What the exercise asks
Records follow. Pull out every line that contains "Total".
⁂
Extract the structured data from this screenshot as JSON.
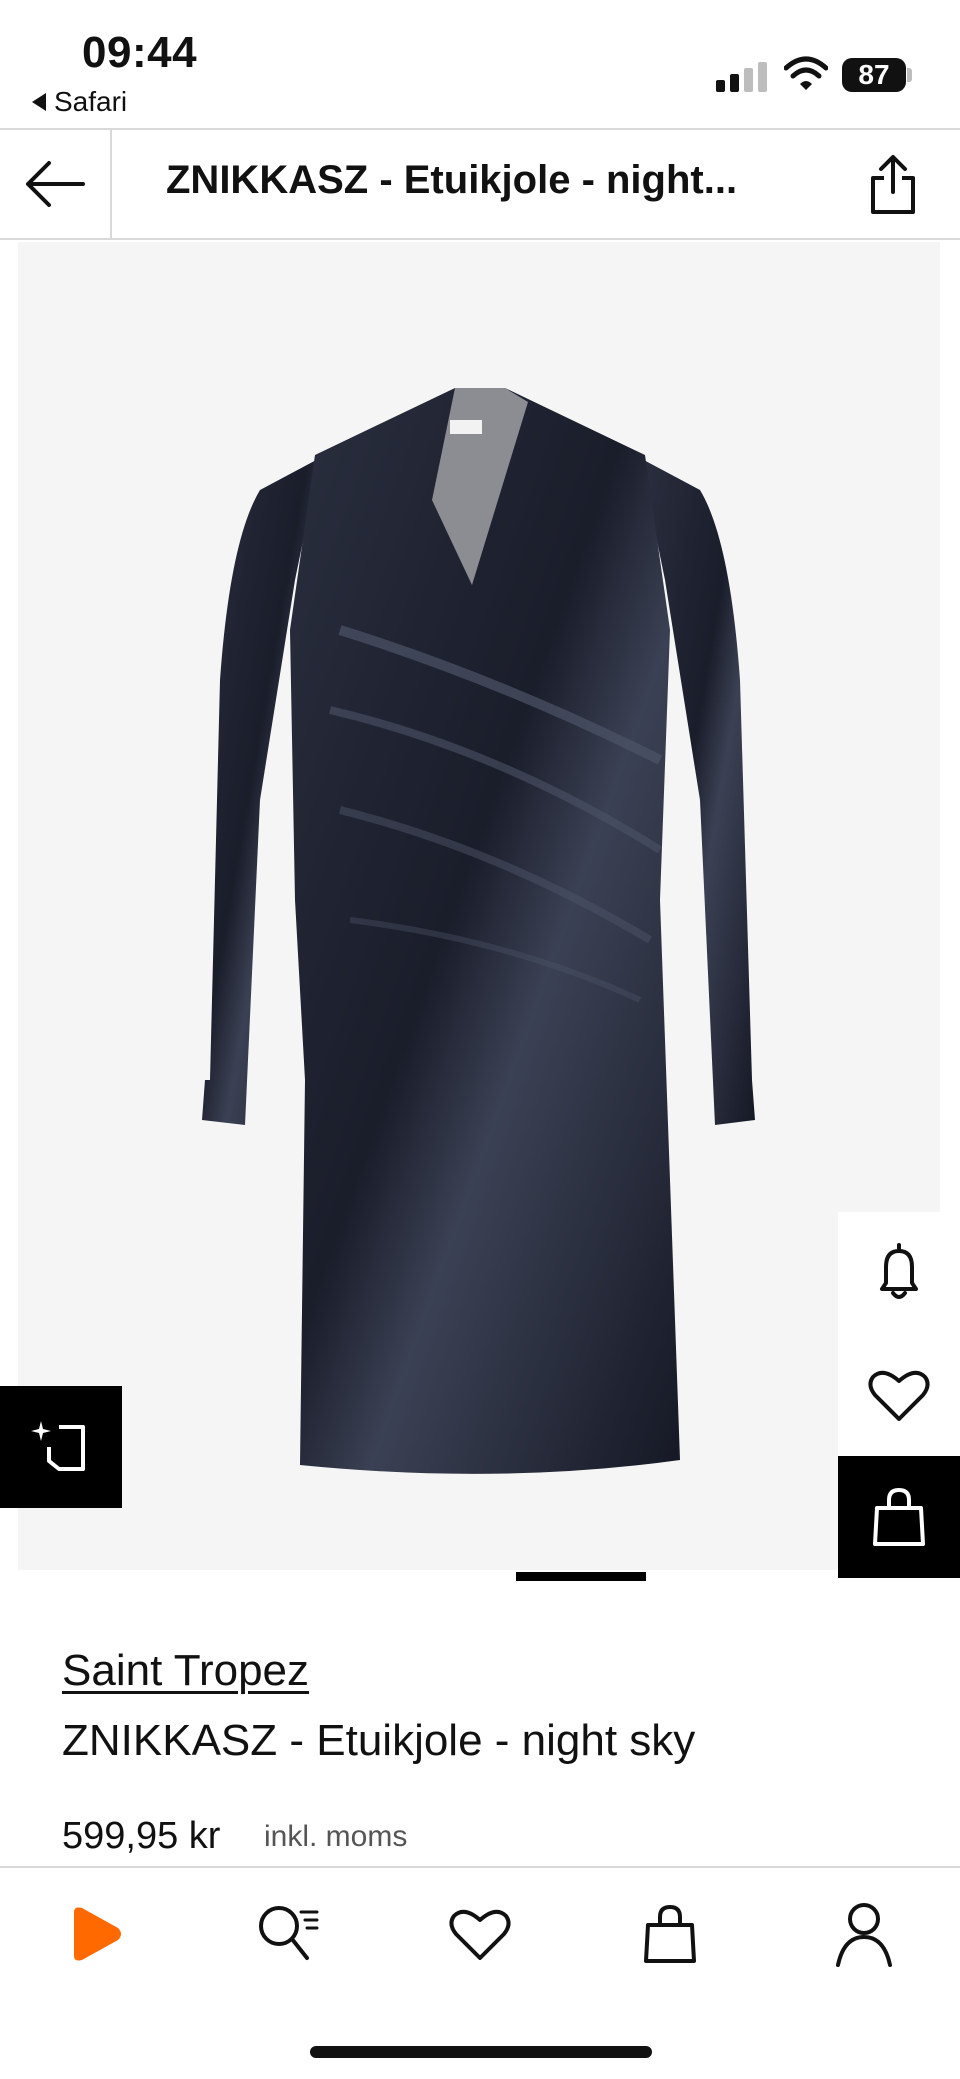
{
  "status_bar": {
    "time": "09:44",
    "back_app": "Safari",
    "battery": "87"
  },
  "header": {
    "title": "ZNIKKASZ  - Etuikjole - night...",
    "back_icon": "arrow-left-icon",
    "share_icon": "share-icon"
  },
  "gallery": {
    "image_alt": "velvet wrap dress",
    "tryon_icon": "virtual-try-on-icon",
    "side_actions": [
      "bell-icon",
      "heart-icon",
      "bag-icon"
    ]
  },
  "product": {
    "brand": "Saint Tropez",
    "name": "ZNIKKASZ  - Etuikjole - night sky",
    "price": "599,95 kr",
    "price_note": "inkl. moms"
  },
  "bottom_nav": {
    "items": [
      "home-icon",
      "search-icon",
      "wishlist-icon",
      "bag-icon",
      "account-icon"
    ],
    "accent": "#ff6900"
  }
}
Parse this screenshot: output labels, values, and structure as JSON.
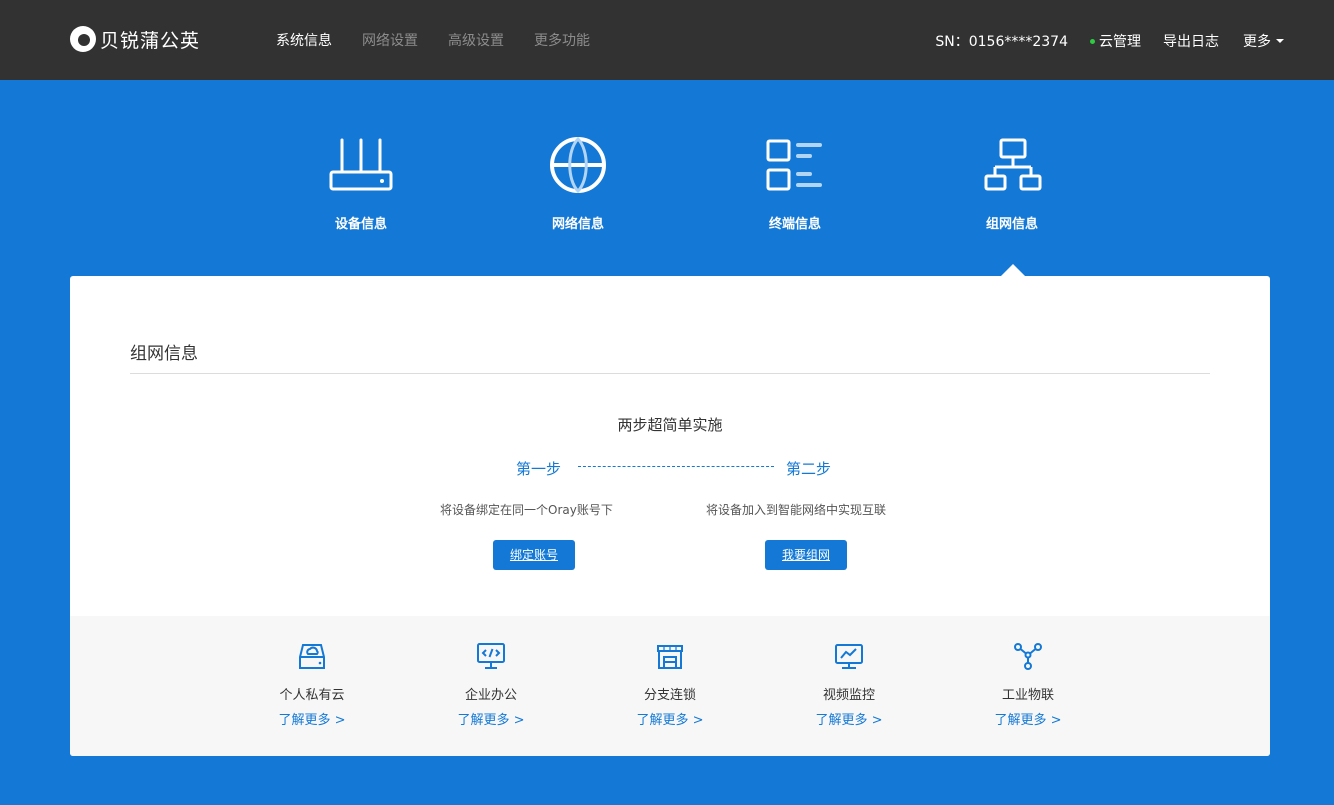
{
  "header": {
    "logo_text": "贝锐蒲公英",
    "nav": [
      {
        "label": "系统信息",
        "active": true
      },
      {
        "label": "网络设置",
        "active": false
      },
      {
        "label": "高级设置",
        "active": false
      },
      {
        "label": "更多功能",
        "active": false
      }
    ],
    "sn": "SN：0156****2374",
    "cloud_manage": "云管理",
    "export_log": "导出日志",
    "more": "更多"
  },
  "categories": [
    {
      "label": "设备信息",
      "icon": "router-icon"
    },
    {
      "label": "网络信息",
      "icon": "globe-icon"
    },
    {
      "label": "终端信息",
      "icon": "terminal-list-icon"
    },
    {
      "label": "组网信息",
      "icon": "network-topology-icon"
    }
  ],
  "panel": {
    "title": "组网信息",
    "steps_title": "两步超简单实施",
    "step1": "第一步",
    "step2": "第二步",
    "desc1": "将设备绑定在同一个Oray账号下",
    "desc2": "将设备加入到智能网络中实现互联",
    "btn1": "绑定账号",
    "btn2": "我要组网"
  },
  "features": [
    {
      "name": "个人私有云",
      "link": "了解更多 >",
      "icon": "cloud-drive-icon"
    },
    {
      "name": "企业办公",
      "link": "了解更多 >",
      "icon": "code-monitor-icon"
    },
    {
      "name": "分支连锁",
      "link": "了解更多 >",
      "icon": "store-icon"
    },
    {
      "name": "视频监控",
      "link": "了解更多 >",
      "icon": "monitor-chart-icon"
    },
    {
      "name": "工业物联",
      "link": "了解更多 >",
      "icon": "iot-nodes-icon"
    }
  ],
  "colors": {
    "brand_blue": "#1479d6",
    "header_bg": "#323232",
    "status_green": "#2ecc40"
  }
}
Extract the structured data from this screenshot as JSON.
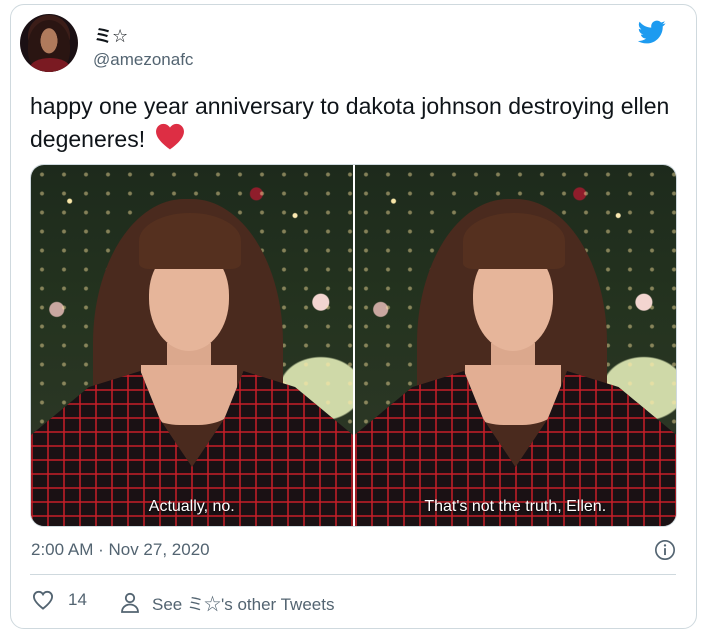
{
  "user": {
    "display_name": "ミ☆",
    "handle": "@amezonafc"
  },
  "tweet": {
    "text": "happy one year anniversary to dakota johnson destroying ellen degeneres!",
    "emoji": "heart",
    "media": [
      {
        "caption": "Actually, no."
      },
      {
        "caption": "That's not the truth, Ellen."
      }
    ],
    "timestamp": "2:00 AM · Nov 27, 2020"
  },
  "actions": {
    "like_count": "14",
    "see_more_label": "See ミ☆'s other Tweets"
  },
  "icons": [
    "twitter-bird-icon",
    "heart-icon",
    "info-icon",
    "person-icon",
    "red-heart-emoji-icon"
  ],
  "colors": {
    "brand_blue": "#1d9bf0",
    "secondary_text": "#536471",
    "border": "#cfd9de",
    "emoji_red": "#dd2e44"
  }
}
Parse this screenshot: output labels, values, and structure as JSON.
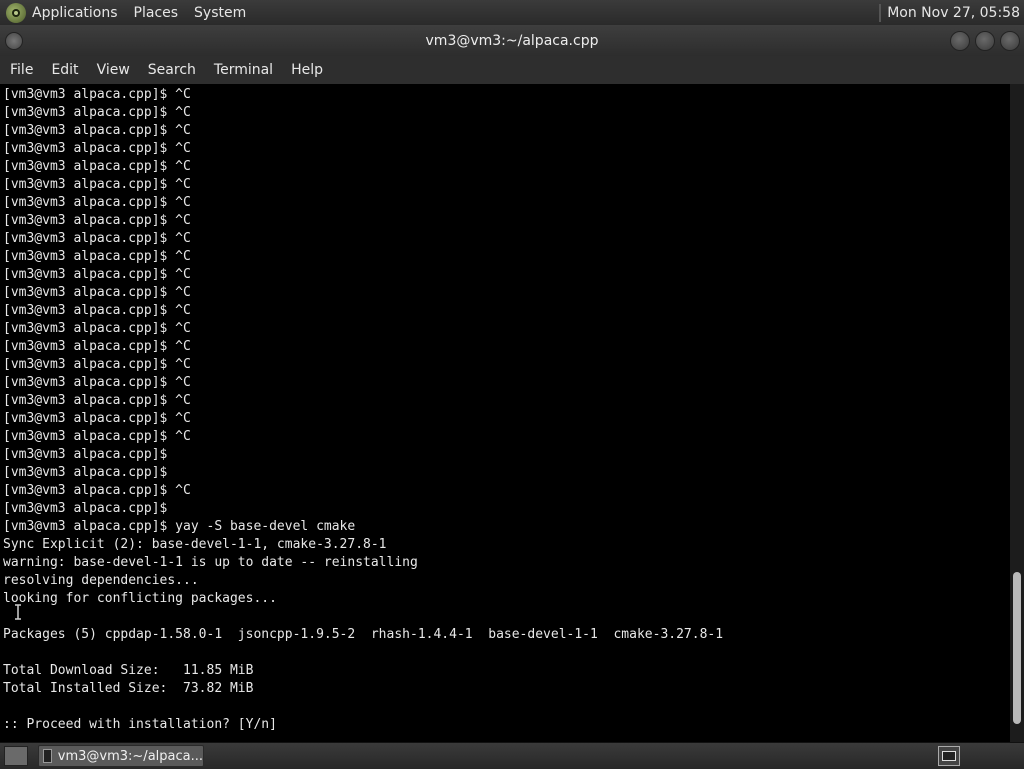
{
  "topbar": {
    "menus": [
      "Applications",
      "Places",
      "System"
    ],
    "clock": "Mon Nov 27, 05:58"
  },
  "window": {
    "title": "vm3@vm3:~/alpaca.cpp"
  },
  "menubar": {
    "items": [
      "File",
      "Edit",
      "View",
      "Search",
      "Terminal",
      "Help"
    ]
  },
  "terminal": {
    "lines": [
      "[vm3@vm3 alpaca.cpp]$ ^C",
      "[vm3@vm3 alpaca.cpp]$ ^C",
      "[vm3@vm3 alpaca.cpp]$ ^C",
      "[vm3@vm3 alpaca.cpp]$ ^C",
      "[vm3@vm3 alpaca.cpp]$ ^C",
      "[vm3@vm3 alpaca.cpp]$ ^C",
      "[vm3@vm3 alpaca.cpp]$ ^C",
      "[vm3@vm3 alpaca.cpp]$ ^C",
      "[vm3@vm3 alpaca.cpp]$ ^C",
      "[vm3@vm3 alpaca.cpp]$ ^C",
      "[vm3@vm3 alpaca.cpp]$ ^C",
      "[vm3@vm3 alpaca.cpp]$ ^C",
      "[vm3@vm3 alpaca.cpp]$ ^C",
      "[vm3@vm3 alpaca.cpp]$ ^C",
      "[vm3@vm3 alpaca.cpp]$ ^C",
      "[vm3@vm3 alpaca.cpp]$ ^C",
      "[vm3@vm3 alpaca.cpp]$ ^C",
      "[vm3@vm3 alpaca.cpp]$ ^C",
      "[vm3@vm3 alpaca.cpp]$ ^C",
      "[vm3@vm3 alpaca.cpp]$ ^C",
      "[vm3@vm3 alpaca.cpp]$",
      "[vm3@vm3 alpaca.cpp]$",
      "[vm3@vm3 alpaca.cpp]$ ^C",
      "[vm3@vm3 alpaca.cpp]$",
      "[vm3@vm3 alpaca.cpp]$ yay -S base-devel cmake",
      "Sync Explicit (2): base-devel-1-1, cmake-3.27.8-1",
      "warning: base-devel-1-1 is up to date -- reinstalling",
      "resolving dependencies...",
      "looking for conflicting packages...",
      "",
      "Packages (5) cppdap-1.58.0-1  jsoncpp-1.9.5-2  rhash-1.4.4-1  base-devel-1-1  cmake-3.27.8-1",
      "",
      "Total Download Size:   11.85 MiB",
      "Total Installed Size:  73.82 MiB",
      "",
      ":: Proceed with installation? [Y/n]"
    ]
  },
  "taskbar": {
    "task_label": "vm3@vm3:~/alpaca..."
  },
  "icons": {
    "logo": "gnome-foot-icon",
    "terminal": "terminal-icon",
    "workspace": "workspace-switcher-icon"
  },
  "colors": {
    "terminal_bg": "#000000",
    "terminal_fg": "#e8e8e8",
    "panel_bg": "#2e2e2e"
  }
}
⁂
Problem solution
      "Total Download Size:   11.85 MiB",
      "Total Installed Size:  73.82 MiB",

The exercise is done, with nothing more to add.